The entire incident reveals that – in spite of the reorganization of Japan’s regulatory structure and substantial reforms of the Corporations Law during Japan’s lost decades, before and after the turn of the century – both bureaucrats in METI and executives of at least one major Japanese corporation still engage in late 2oth century practices that Japan purports to have abandoned. Indeed, Japan Inc still exists.
Some implications of this have the potential to set back Japan’s program to reposition itself on the world economic stage.
For many outsiders, learning that Toshiba’s executives were successful in appealing to METI to exercise its influence has been cause to reexamine the prosecution of Carlos Ghosn – questioning whether the then corporate chairman’s arrest at the behest of Nissan executives was in fact based on the same strategy: Enlist the government to do the dirty work.
The most visible government organization allied with Nissan in the Ghosn case has been the Tokyo Public Prosecutors’ Office. However, former top-level METI bureaucrat Masakazu Toyoda – filling a post-retirement job as Nissan outside director – has been the “brains” behind the corporate coup, Ghosn and co-author Philippe Riès allege in their recent Paris-published book Le Temps de la Verite (Time for the Truth).
Beyond excessive government-corporate closeness, a lesser known but perhaps deeper systemic flaw in the surviving version of Japan Inc is the disconnect or lack of cooperation between Japan’s government ministries – due to what students of governance call “siloization,” translating into isolation from one another.
The Ministry of Finance and the Financial Services Agency have been steadily working to position Tokyo as a regional financial center and Japan as a sound market with robust governance and business practices where overseas investors can thrive.
METI, on the other hand, seems to have taken a very different view, seeing overseas investors as dangerous disruptors whose voices should not be heard even if they are financing business endeavors.
There is reason to hope that Japan’s corporate governance reforms will prevail in the end. At Toshiba’s 2021 annual general shareholders’ meeting last Friday, Board chairman Osamu Nagayama failed to win re-election – a clear indication of shareholder displeasure with the conduct of Toshiba executives as revealed by the June 10 report.

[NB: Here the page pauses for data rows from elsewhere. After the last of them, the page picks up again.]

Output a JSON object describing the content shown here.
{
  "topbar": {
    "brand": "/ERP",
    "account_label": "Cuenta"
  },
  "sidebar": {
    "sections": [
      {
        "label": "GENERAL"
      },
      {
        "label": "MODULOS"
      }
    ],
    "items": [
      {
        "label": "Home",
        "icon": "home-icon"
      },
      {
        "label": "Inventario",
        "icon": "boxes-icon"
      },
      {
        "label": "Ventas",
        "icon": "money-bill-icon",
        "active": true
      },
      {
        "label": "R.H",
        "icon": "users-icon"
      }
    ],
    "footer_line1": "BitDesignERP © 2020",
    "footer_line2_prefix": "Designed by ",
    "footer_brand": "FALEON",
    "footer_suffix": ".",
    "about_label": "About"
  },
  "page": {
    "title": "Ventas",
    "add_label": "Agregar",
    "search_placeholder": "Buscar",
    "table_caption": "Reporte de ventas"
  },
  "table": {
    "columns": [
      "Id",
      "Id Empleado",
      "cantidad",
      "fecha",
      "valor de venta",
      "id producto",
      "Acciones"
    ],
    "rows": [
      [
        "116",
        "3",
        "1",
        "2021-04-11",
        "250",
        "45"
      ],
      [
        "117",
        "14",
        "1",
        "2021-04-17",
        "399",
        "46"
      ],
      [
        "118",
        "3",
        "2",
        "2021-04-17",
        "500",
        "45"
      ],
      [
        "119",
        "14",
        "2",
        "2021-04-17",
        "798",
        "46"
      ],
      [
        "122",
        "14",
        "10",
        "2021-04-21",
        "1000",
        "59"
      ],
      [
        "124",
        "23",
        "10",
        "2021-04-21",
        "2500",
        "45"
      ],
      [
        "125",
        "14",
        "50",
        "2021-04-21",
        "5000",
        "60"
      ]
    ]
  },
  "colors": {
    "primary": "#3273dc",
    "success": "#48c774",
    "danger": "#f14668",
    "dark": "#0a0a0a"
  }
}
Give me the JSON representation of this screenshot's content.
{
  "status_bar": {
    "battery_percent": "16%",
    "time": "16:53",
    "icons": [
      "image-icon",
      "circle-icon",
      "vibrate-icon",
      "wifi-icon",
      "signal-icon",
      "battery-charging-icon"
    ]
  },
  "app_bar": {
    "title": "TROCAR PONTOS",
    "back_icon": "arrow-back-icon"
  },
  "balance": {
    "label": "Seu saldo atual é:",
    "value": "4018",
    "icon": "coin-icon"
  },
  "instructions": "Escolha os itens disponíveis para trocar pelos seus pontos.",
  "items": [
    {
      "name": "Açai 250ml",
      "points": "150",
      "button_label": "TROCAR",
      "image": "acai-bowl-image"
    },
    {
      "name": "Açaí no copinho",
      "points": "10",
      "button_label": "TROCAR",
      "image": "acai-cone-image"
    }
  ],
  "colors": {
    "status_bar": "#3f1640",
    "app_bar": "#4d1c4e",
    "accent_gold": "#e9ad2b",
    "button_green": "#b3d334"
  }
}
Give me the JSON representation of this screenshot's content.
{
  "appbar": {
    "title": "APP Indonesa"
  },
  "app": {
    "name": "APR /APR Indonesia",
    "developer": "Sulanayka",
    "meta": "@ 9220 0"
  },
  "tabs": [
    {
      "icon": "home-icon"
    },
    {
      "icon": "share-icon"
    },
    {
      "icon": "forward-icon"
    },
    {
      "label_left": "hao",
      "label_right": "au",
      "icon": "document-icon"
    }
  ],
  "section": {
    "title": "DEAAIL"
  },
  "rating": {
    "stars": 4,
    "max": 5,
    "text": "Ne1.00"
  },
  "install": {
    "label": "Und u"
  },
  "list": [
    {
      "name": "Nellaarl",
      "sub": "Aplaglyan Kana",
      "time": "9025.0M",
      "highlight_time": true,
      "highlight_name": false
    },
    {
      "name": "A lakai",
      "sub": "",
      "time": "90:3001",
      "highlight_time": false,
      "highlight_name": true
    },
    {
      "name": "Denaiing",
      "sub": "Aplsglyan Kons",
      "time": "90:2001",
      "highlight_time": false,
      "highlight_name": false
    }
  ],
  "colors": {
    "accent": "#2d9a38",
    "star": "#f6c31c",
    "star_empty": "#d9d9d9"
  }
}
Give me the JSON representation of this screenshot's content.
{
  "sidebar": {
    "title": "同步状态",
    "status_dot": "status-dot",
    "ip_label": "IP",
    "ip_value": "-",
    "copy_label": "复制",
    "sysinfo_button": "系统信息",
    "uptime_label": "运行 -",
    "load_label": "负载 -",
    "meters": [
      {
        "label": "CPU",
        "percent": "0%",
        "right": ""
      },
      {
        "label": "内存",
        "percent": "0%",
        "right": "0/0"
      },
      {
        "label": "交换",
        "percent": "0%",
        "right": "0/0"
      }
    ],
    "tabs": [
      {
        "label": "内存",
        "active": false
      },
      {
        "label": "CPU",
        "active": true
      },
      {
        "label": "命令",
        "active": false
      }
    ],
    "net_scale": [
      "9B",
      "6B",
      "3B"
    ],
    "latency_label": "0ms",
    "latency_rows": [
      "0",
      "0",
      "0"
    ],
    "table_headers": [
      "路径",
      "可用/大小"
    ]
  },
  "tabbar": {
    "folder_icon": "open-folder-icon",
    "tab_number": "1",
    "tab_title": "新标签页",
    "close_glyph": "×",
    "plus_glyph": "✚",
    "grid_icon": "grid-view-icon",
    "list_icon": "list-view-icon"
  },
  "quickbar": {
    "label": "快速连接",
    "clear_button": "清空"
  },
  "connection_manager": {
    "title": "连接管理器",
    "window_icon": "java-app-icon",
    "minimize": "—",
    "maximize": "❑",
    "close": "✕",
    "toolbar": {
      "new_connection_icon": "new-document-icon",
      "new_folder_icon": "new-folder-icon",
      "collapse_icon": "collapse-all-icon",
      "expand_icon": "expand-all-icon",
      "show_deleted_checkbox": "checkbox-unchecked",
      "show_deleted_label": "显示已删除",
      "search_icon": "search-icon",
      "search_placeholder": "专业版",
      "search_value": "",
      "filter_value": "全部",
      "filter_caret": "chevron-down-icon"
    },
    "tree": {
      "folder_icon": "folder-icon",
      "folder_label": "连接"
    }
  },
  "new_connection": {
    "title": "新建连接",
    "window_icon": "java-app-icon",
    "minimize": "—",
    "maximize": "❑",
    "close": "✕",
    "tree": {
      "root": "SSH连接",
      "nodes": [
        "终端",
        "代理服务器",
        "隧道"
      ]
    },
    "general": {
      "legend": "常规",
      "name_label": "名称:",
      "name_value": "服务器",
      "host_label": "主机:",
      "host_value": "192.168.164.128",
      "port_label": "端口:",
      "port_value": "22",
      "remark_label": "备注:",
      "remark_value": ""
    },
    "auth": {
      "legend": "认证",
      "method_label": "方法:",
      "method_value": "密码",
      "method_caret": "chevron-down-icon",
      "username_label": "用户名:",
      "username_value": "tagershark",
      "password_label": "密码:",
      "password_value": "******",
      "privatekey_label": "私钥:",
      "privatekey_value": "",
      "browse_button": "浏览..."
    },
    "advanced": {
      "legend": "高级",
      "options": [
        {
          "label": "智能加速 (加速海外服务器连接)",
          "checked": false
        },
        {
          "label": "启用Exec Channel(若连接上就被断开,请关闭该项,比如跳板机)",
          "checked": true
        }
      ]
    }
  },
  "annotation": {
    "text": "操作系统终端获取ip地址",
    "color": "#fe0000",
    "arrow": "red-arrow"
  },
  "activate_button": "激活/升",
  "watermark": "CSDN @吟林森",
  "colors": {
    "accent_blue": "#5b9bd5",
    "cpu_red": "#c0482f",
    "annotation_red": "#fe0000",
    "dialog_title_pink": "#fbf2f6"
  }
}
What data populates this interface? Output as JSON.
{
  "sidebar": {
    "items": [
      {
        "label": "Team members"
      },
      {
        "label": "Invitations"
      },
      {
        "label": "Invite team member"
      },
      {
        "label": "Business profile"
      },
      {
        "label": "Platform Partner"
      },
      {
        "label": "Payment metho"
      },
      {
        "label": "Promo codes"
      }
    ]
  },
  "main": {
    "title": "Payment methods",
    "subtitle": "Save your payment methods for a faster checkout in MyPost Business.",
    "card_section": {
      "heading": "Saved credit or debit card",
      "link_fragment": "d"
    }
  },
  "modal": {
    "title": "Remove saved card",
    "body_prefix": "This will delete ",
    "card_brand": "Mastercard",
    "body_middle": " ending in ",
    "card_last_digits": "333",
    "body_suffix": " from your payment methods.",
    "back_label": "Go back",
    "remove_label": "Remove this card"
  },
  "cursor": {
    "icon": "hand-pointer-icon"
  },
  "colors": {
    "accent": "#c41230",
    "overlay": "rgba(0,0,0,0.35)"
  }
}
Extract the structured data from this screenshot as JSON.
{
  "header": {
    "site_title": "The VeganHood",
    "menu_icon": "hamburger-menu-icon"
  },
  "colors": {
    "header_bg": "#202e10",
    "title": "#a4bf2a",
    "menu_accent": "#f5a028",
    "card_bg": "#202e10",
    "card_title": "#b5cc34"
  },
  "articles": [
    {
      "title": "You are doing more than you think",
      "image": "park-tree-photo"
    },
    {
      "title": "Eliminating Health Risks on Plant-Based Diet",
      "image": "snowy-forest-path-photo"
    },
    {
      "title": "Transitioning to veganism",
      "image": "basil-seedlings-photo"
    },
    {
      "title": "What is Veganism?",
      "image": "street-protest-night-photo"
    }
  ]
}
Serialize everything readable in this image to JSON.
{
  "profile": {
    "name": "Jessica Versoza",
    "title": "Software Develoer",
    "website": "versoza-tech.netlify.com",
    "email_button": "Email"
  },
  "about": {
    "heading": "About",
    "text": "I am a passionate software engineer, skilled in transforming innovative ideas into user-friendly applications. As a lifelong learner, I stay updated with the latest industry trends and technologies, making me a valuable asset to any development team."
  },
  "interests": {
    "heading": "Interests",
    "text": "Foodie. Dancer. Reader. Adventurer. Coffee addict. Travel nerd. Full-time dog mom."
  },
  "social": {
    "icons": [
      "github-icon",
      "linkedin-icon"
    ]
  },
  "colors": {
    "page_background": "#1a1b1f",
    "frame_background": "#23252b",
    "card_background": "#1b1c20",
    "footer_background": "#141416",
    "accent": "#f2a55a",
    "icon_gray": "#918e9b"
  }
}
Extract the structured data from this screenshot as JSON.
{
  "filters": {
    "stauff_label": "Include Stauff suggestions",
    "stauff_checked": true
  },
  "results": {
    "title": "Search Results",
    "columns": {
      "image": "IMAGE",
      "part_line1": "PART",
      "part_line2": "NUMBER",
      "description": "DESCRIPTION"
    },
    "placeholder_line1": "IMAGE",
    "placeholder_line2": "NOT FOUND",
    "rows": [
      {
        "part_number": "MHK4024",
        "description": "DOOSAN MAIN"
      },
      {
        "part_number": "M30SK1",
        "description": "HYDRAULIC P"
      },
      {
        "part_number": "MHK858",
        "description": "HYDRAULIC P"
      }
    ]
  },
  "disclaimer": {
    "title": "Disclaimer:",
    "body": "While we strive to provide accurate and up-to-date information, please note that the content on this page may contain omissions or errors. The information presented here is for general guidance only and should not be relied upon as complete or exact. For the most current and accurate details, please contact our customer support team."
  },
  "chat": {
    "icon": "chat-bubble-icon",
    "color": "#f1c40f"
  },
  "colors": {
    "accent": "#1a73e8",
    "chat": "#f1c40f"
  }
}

Toshiba had earlier withdrawn the candidacy of two directors in an attempt to avoid such an embarrassment. Perhaps now Toshiba’s executives understand better the need for robust governance and satisfied shareholders.
Vicki L. Beyer is a professor of law in the Business Law Department of Tokyo’s Hitotsubashi University Graduate School of Law, teaching corporate governance and employment law. A lawyer admitted to practice in the American state of Washington, she spent 17 years as an in-house lawyer with an American multinational. She also serves as kanji (standing auditor) of the Foreign Correspondents’ Club of Japan.